Steel Provides Soundtrack to Geffen Hall’s Transformation
By : Matthew Bradford
New York’s David Geffen Hall is tuning up for its second act. The iconic music hall, located within the iconic Lincoln Center for the Performing Arts and home to the New York Philharmonic, is undergoing a floor-to-ceiling renovation that will see the venue transformed into a curvilinear unified space with enhanced acoustics and aesthetics that its designers Diamond Schmitt Architects believe will “foster an intimate connection between the audience and performers.”
Led by Turner Construction Company, the renovation involves moving the stage 25 feet forward and adding several new performance features. Working with Tod Williams Billie Tsien Architects | Partners, it also involves doubling the size of the main lobby, creating a new Welcome Centre and installing an eye-catching media wall that will be visible to passersby. Additionally, crews are reconfiguring Geffen Hall’s second-floor Grand Promenade to become one of the largest performance venue spaces in NYC.
“This is by far the most collaborative effort I have ever experienced in my professional career,” says Marc Heublein, Project Manager with Walters Group, the steel fabricator for the project.
No doubt, steel has provided the soundtrack to Geffen Hall’s transformation. According to Diamond Schmitt, the material was ideal for realizing the project’s eye-catching design and ambitious timelines.
Steel Fabrication by Hamilton Ontario’s Walters Group Inc.

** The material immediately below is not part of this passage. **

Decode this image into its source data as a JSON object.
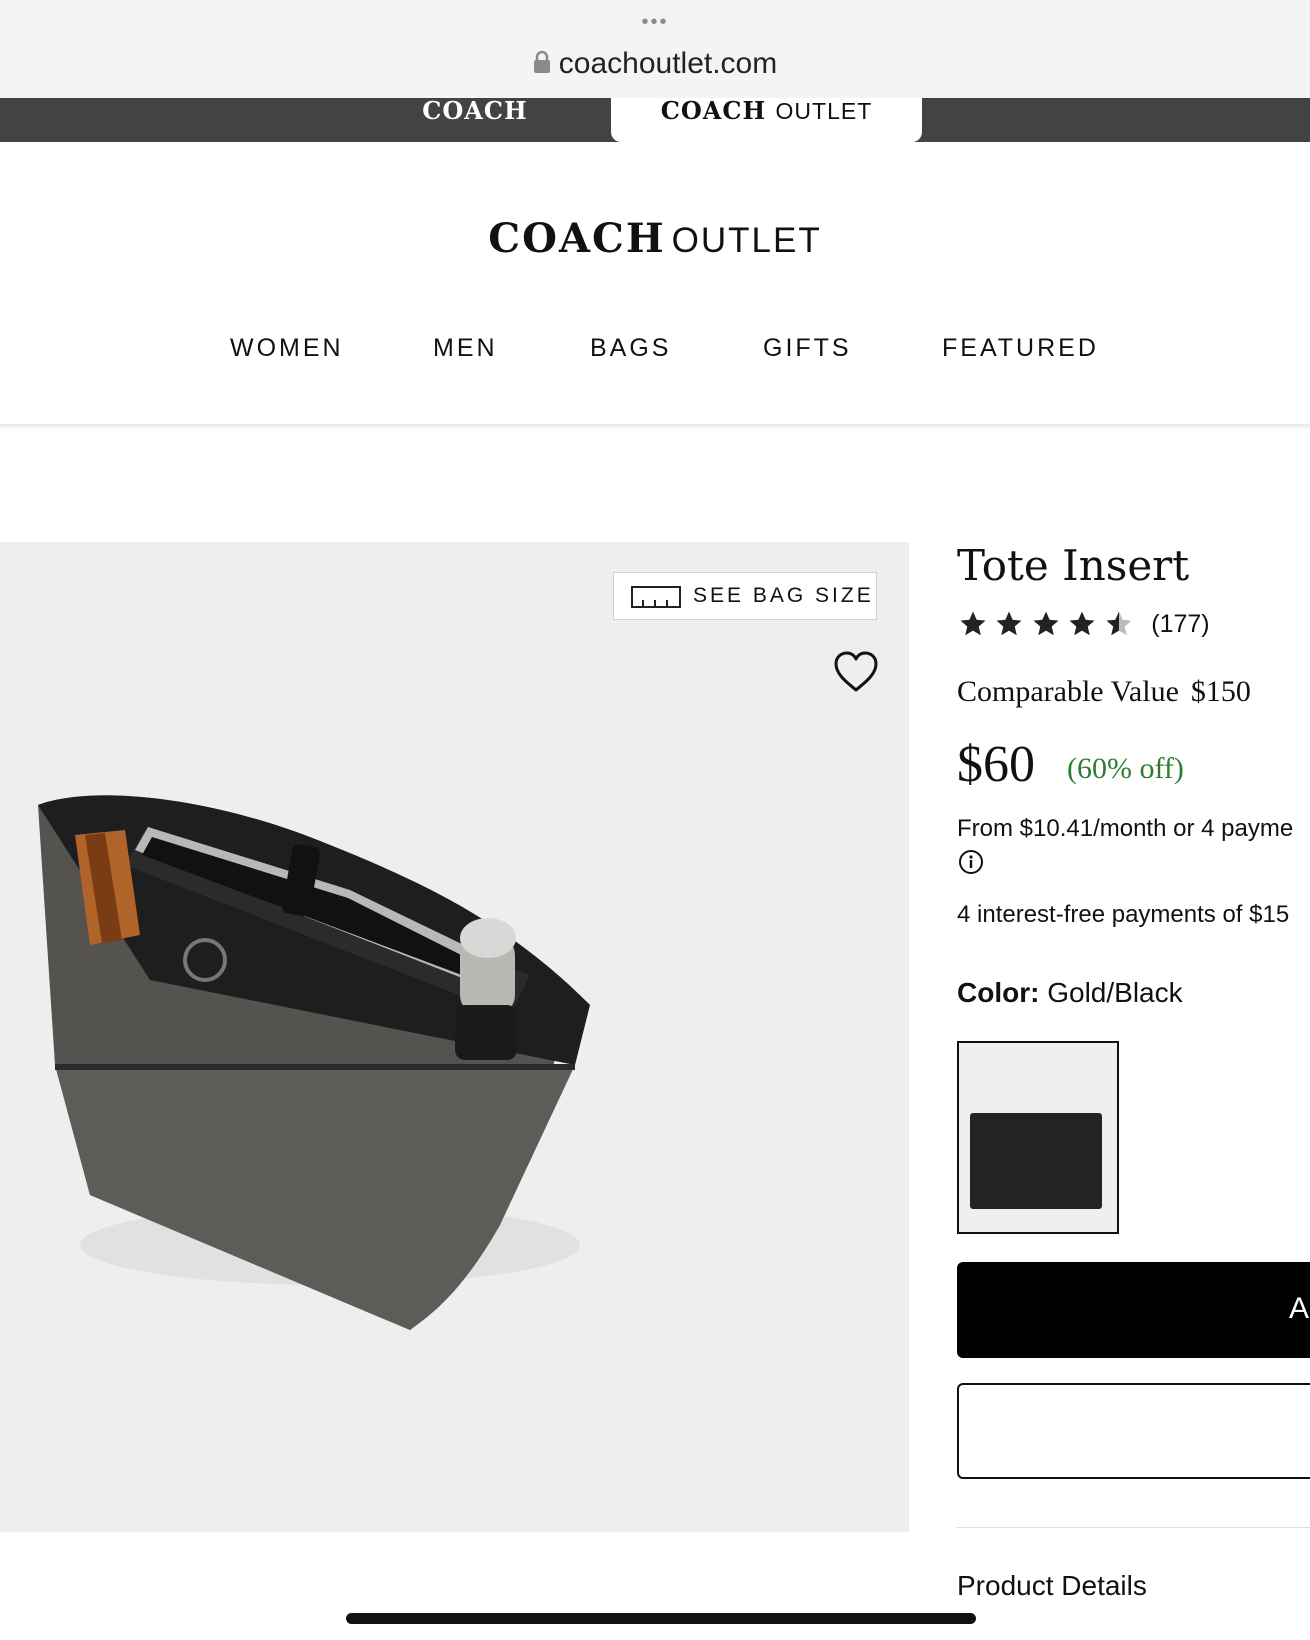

“Although the existing building was built using a combination of poured-in-place concrete and structural steel, when it came to considering the design and construction for the new hall, the speed and flexibility of steel was the only approach that could deliver the project,” reports Gary McCluskie, Principal Architect with the firm.

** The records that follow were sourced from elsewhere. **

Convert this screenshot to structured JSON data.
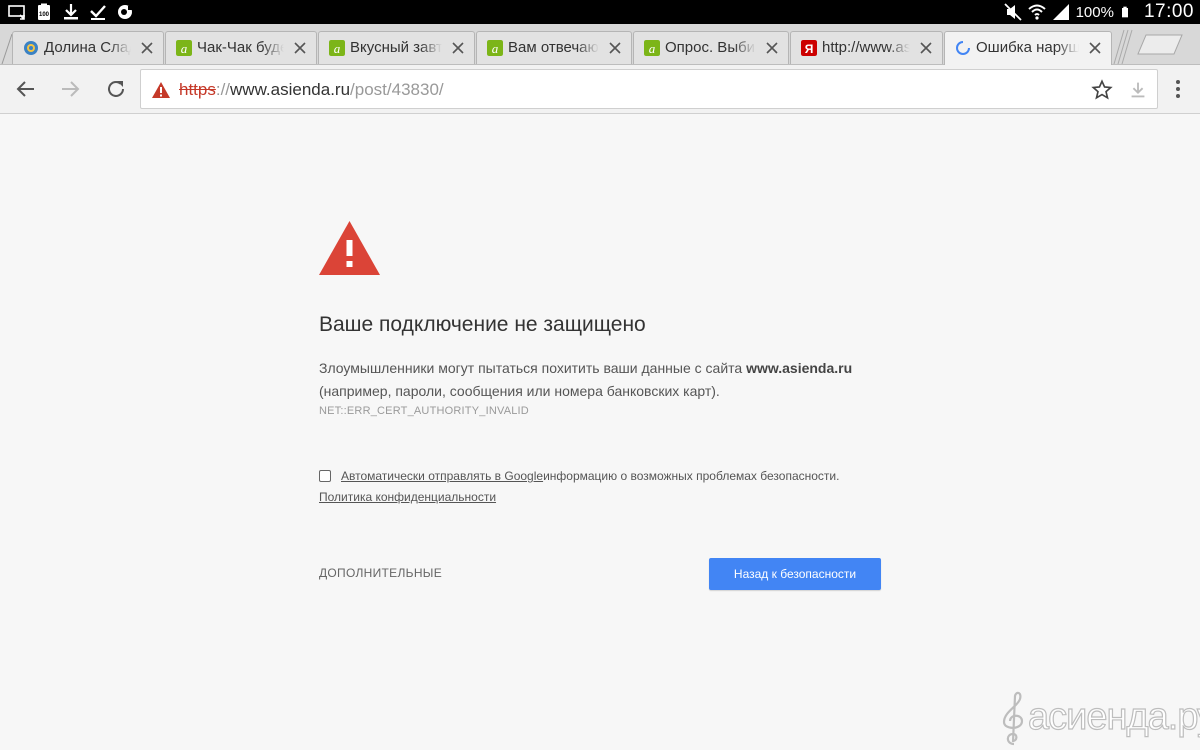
{
  "status_bar": {
    "left_icons": [
      "cast-icon",
      "battery-widget-icon",
      "download-icon",
      "check-icon",
      "media-icon"
    ],
    "battery_widget_text": "100",
    "battery_percent": "100%",
    "time": "17:00",
    "right_icons": [
      "mute-icon",
      "wifi-icon",
      "signal-icon",
      "battery-icon"
    ]
  },
  "tabs": [
    {
      "title": "Долина Сладостей",
      "favicon": "globe-favicon",
      "active": false
    },
    {
      "title": "Чак-Чак будем",
      "favicon": "asienda-favicon",
      "active": false
    },
    {
      "title": "Вкусный завтрак",
      "favicon": "asienda-favicon",
      "active": false
    },
    {
      "title": "Вам отвечают",
      "favicon": "asienda-favicon",
      "active": false
    },
    {
      "title": "Опрос. Выбираем",
      "favicon": "asienda-favicon",
      "active": false
    },
    {
      "title": "http://www.asienda.ru",
      "favicon": "yandex-favicon",
      "active": false
    },
    {
      "title": "Ошибка нарушения",
      "favicon": "loading-spinner",
      "active": true
    }
  ],
  "toolbar": {
    "url_scheme": "https",
    "url_separator": "://",
    "url_host": "www.asienda.ru",
    "url_path": "/post/43830/"
  },
  "page": {
    "heading": "Ваше подключение не защищено",
    "desc_prefix": "Злоумышленники могут пытаться похитить ваши данные с сайта ",
    "desc_site": "www.asienda.ru",
    "desc_suffix": " (например, пароли, сообщения или номера банковских карт).",
    "error_code": "NET::ERR_CERT_AUTHORITY_INVALID",
    "checkbox_link": "Автоматически отправлять в Google",
    "checkbox_text": " информацию о возможных проблемах безопасности.",
    "privacy_link": "Политика конфиденциальности",
    "advanced_label": "ДОПОЛНИТЕЛЬНЫЕ",
    "back_button": "Назад к безопасности"
  },
  "watermark": {
    "text": "асиенда.ру"
  },
  "colors": {
    "warning_red": "#db4437",
    "primary_blue": "#4285f4",
    "asienda_green": "#7cb518",
    "yandex_red": "#cc0000"
  }
}
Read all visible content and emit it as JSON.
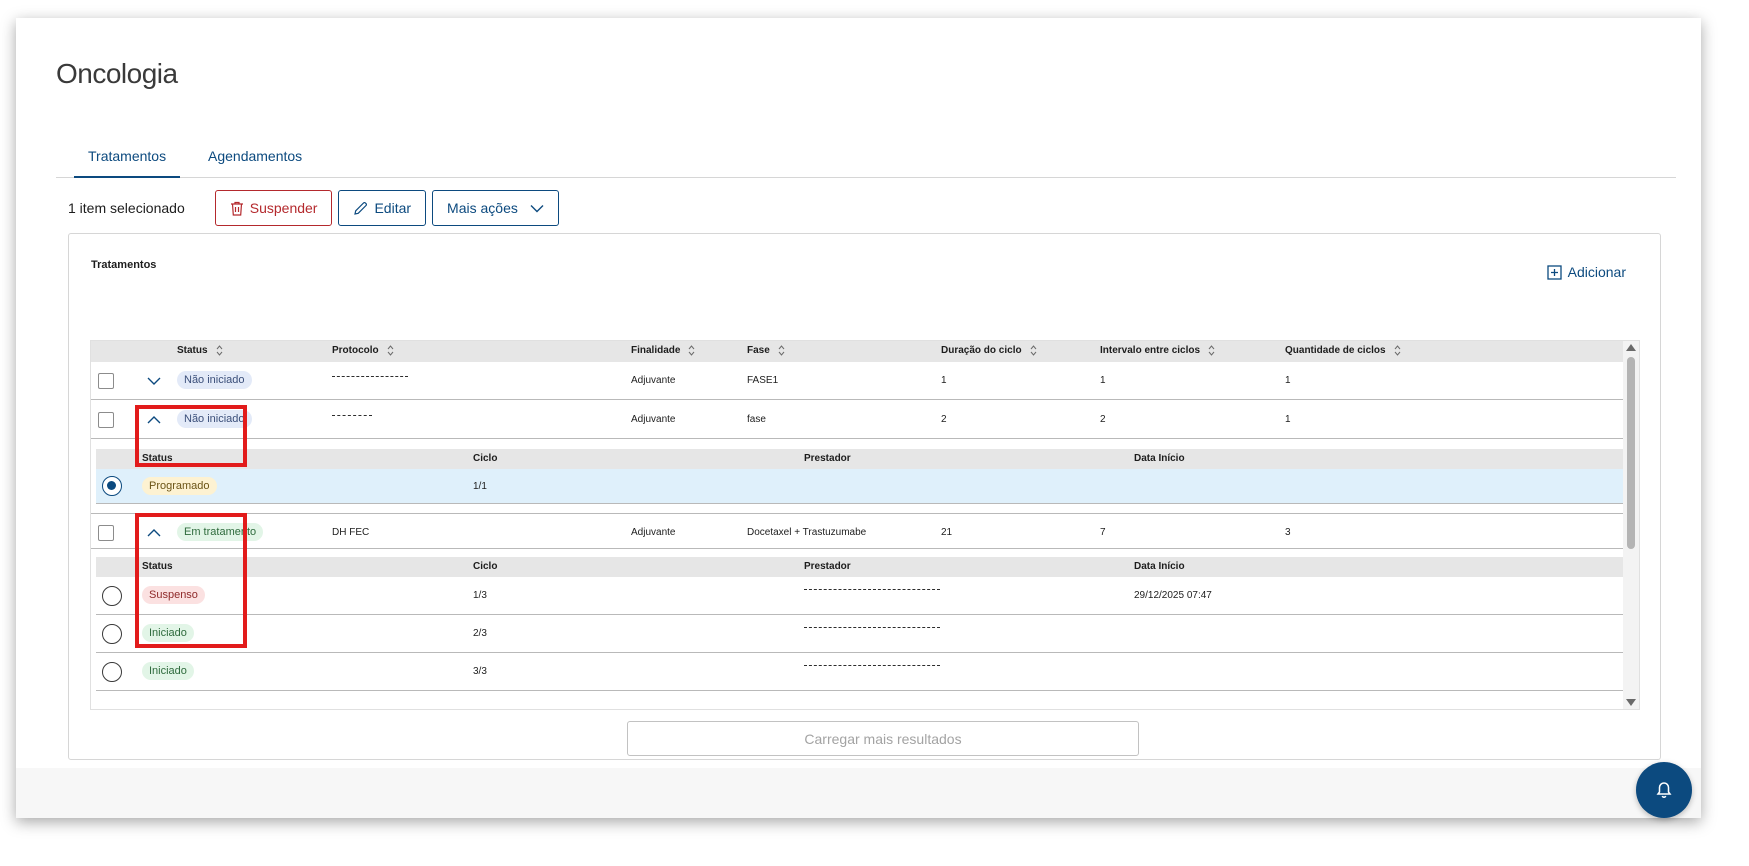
{
  "page": {
    "title": "Oncologia"
  },
  "tabs": [
    {
      "label": "Tratamentos",
      "active": true
    },
    {
      "label": "Agendamentos",
      "active": false
    }
  ],
  "selection": {
    "count_label": "1 item selecionado",
    "suspend_label": "Suspender",
    "edit_label": "Editar",
    "more_label": "Mais ações"
  },
  "card": {
    "title": "Tratamentos",
    "add_label": "Adicionar"
  },
  "columns": [
    "Status",
    "Protocolo",
    "Finalidade",
    "Fase",
    "Duração do ciclo",
    "Intervalo entre ciclos",
    "Quantidade de ciclos"
  ],
  "treatments": [
    {
      "status": "Não iniciado",
      "status_tone": "blue",
      "protocol": "",
      "protocol_masked": true,
      "finalidade": "Adjuvante",
      "fase": "FASE1",
      "duracao": "1",
      "intervalo": "1",
      "quantidade": "1",
      "expanded": false
    },
    {
      "status": "Não iniciado",
      "status_tone": "blue",
      "protocol": "",
      "protocol_masked": true,
      "finalidade": "Adjuvante",
      "fase": "fase",
      "duracao": "2",
      "intervalo": "2",
      "quantidade": "1",
      "expanded": true
    },
    {
      "status": "Em tratamento",
      "status_tone": "green",
      "protocol": "DH FEC",
      "protocol_masked": false,
      "finalidade": "Adjuvante",
      "fase": "Docetaxel + Trastuzumabe",
      "duracao": "21",
      "intervalo": "7",
      "quantidade": "3",
      "expanded": true
    }
  ],
  "cycle_columns": [
    "Status",
    "Ciclo",
    "Prestador",
    "Data Início"
  ],
  "cycles_1": [
    {
      "status": "Programado",
      "status_tone": "yellow",
      "ciclo": "1/1",
      "prestador": "",
      "data": "",
      "selected": true
    }
  ],
  "cycles_2": [
    {
      "status": "Suspenso",
      "status_tone": "red",
      "ciclo": "1/3",
      "prestador_masked": true,
      "data": "29/12/2025 07:47",
      "selected": false
    },
    {
      "status": "Iniciado",
      "status_tone": "green",
      "ciclo": "2/3",
      "prestador_masked": true,
      "data": "",
      "selected": false
    },
    {
      "status": "Iniciado",
      "status_tone": "green",
      "ciclo": "3/3",
      "prestador_masked": true,
      "data": "",
      "selected": false
    }
  ],
  "load_more_label": "Carregar mais resultados",
  "colors": {
    "primary": "#0c4a7f",
    "danger": "#b4292d",
    "highlight": "#e21b1b",
    "selected_row": "#dff0fb"
  },
  "icons": {
    "suspend": "trash-icon",
    "edit": "pencil-icon",
    "more": "chevron-down-icon",
    "add": "plus-square-icon",
    "fab": "bell-icon"
  }
}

“We are essentially constructing a new building within an existing building – almost like building a ship in a bottle,” he adds. “As such, the delivery of the structural elements through small openings in the existing envelope is only possible with steel.”
A Fine-Tuned Approach

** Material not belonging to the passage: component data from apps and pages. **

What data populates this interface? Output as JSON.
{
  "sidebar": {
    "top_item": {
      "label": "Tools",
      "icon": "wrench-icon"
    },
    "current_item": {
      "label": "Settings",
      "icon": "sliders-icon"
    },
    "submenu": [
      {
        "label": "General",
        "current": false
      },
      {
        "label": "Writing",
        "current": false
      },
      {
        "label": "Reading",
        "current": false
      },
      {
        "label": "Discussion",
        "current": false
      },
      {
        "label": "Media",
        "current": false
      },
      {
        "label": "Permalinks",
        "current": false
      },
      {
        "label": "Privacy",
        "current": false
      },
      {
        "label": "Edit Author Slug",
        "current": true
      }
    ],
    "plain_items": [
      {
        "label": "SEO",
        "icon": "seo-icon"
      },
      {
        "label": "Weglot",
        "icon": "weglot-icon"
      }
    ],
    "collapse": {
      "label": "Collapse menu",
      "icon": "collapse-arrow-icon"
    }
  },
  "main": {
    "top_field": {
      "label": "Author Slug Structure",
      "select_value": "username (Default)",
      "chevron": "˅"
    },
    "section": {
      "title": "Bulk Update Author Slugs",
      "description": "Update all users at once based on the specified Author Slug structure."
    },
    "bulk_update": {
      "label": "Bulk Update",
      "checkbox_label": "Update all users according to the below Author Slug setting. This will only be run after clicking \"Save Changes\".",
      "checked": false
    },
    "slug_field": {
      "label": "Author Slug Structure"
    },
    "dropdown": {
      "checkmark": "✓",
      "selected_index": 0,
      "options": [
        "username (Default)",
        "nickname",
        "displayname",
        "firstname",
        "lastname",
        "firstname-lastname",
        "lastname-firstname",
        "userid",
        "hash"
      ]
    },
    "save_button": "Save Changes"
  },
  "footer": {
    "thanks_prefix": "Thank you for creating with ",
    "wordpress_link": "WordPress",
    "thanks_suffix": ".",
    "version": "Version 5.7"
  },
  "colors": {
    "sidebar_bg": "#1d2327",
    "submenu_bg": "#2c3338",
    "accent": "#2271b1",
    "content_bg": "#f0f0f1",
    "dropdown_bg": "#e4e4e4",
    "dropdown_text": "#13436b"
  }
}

The $550-million renovation is not without its challenges. According to Walters Group, one of the biggest tasks was collecting 1,200 GPR (Ground Penetrating Radar) scans of the existing conditions to locate rebar. Using Tekla, a model-based construction software, the team modelled in the rebar to create the best fit for the future bolted connections and meet the site’s conditions.
Avoiding potential site issues also meant using clash detection for connection and fastener placements before the steel arriving on site.
Fabrication and erection also proved challenging, particularly when it came to assembling the “Hall Tier Balconies,” which are designed to be superelevated with two-way slopes, requiring a two-stage orthotropic deck pour.
“[The balconies] are the larger and heavier sections that had to be prefabricated for easier shipping, and splices for these will be field bolted on-site,” explains Heublein.
“Welding, for example, was eliminated in the attic due to the lack of space, lack of ventilation and the existing suspended ceiling directly below the attic. These limitations for welding of steelwork in the attic had to be considered early, as the retrofit segments imposed many constraints,” he continued.
Navigating this and other challenges required a unified approach. And fortunately, adds Heublein, Walters was part of the conversation from the start.
“Walters, along with Turner, Diamond Schmitt and engineering firm Thornton Tomasetti, shared the same passion and dedication to planning from day one,” recalls Sam Barrett, Vice President Preconstruction with Walters Group. “And by utilizing the latest scanning and modelling technologies, we were all able to focus on delivering an exceptional project experience.”
The renovated hall is slated to open in the fall of 2022, nearly two years ahead of schedule. And while working in an empty building during the pandemic helped fast-track the project, the material choice has also played a role.
“The ability for elements of the structural components to be prefabricated off-site and brought to the construction site as partially completed solutions was instrumental in achieving the timelines of the schedule,” McCluskie adds.
Originally published in Advantage Steel No. 69